THE TASK>
Examine the records and identify each line that includes the string "adjust". Copy those lines.

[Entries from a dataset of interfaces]
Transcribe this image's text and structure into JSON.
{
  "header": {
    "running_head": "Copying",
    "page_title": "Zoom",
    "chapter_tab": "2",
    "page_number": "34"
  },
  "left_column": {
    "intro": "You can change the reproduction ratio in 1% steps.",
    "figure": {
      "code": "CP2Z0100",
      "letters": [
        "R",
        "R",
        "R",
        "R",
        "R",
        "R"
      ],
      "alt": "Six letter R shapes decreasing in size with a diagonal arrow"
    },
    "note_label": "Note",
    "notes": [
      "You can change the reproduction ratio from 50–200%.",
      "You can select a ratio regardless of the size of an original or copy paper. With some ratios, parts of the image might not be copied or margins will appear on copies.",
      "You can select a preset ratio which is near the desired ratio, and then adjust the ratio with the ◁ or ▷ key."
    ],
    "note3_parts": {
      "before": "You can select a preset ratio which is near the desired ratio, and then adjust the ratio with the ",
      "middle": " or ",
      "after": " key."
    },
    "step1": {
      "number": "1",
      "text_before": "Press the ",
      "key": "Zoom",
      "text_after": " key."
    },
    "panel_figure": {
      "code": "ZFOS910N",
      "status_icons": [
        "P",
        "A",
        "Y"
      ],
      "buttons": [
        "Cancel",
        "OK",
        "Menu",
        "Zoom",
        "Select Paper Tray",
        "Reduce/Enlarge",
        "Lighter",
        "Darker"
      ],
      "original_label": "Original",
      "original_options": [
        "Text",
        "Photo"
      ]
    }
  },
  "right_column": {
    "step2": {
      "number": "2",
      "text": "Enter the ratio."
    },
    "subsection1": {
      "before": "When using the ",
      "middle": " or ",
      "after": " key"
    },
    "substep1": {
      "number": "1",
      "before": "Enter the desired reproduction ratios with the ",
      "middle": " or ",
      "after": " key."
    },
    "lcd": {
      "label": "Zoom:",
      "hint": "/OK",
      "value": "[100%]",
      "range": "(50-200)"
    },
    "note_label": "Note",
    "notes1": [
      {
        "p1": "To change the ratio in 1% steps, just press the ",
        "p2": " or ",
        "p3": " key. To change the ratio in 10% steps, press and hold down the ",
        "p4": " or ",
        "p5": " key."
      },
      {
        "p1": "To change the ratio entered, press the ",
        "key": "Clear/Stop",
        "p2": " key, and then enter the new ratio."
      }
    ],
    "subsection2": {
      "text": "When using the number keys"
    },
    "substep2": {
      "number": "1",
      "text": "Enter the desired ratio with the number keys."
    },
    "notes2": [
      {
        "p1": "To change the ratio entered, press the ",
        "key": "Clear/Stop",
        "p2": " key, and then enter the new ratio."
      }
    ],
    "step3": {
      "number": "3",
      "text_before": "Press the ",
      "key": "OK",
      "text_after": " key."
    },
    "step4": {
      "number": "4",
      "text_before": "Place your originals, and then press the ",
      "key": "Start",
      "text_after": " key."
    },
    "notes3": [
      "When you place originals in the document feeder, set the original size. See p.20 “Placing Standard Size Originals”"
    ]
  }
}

RESPONSE>
      "You can select a preset ratio which is near the desired ratio, and then adjust the ratio with the ◁ or ▷ key."
      "before": "You can select a preset ratio which is near the desired ratio, and then adjust the ratio with the ",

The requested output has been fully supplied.